Mrs Rosalind Dorfling
In speaking of civilisation, the late Lord Clarke, eminent art historian, said that a nation’s art production was its most reliable reference in assessing its achievement and development while others have testified to art being society’s ‘safest civiliser’.
The student who seeks perhaps a more practical benefit in studying art, one not only as an exercise in aesthetics or the philosophy of taste, but also as a vehicle of visual communication, would do well to consider taking this subject.
Through the study of art, one gains understanding in visual interpretation and this in turn provides the student with a valuable, early grounding in the planning and creation of image-making.
In today’s competitive world, early experience is essential in planning one’s future and careers in the visual arts as well as in design is many and varied. If one considers that every man-made thing in the world is designed by someone, then it’s quite possible that the visual arts offer more job-opportunities than any other category of work, from spectacle-cases to aeroplane wings.

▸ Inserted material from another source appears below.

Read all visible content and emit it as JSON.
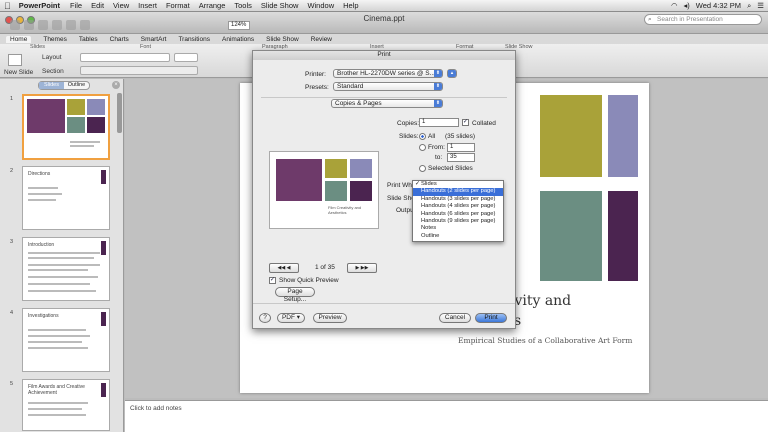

Design centres are many and numerous, a few of the more familiar fields include:
• Television (costume settings – lighting, etc)
• Printing, and many more
The curriculum combines the traditional, the contemporaneous and the cultural.
Visual Arts can be taken as a subject, for one year, in Grade 9.
In this year, students are encouraged in their drawing skills. The study of the History of Art, which make up the other half of the years’ activities, are planned in such a way so as to be of use to those of whom who elect to continue with the subject through to matric.
The three-year Senior Visual Arts course begins with Grade 10. In this year, students explore various drawing and painting media, in keeping with the requirements of the practical component of the official syllabus.
The History of Art component compares the architecture, sculpture, painting and drawing of various cultures, at various stages in their development.
To the Grades 11 and 12 continuation of the syllabus, is added, a series of illustrated discussions centered on international cultural activity, in its growth in sophistication.
It should be borne in mind by interested students that the syllabus is a comprehensive one and involves considerable effort in completing the requirements of the official syllabus. A genuine interest in art is therefore very much a prerequisite to succeed in this subject.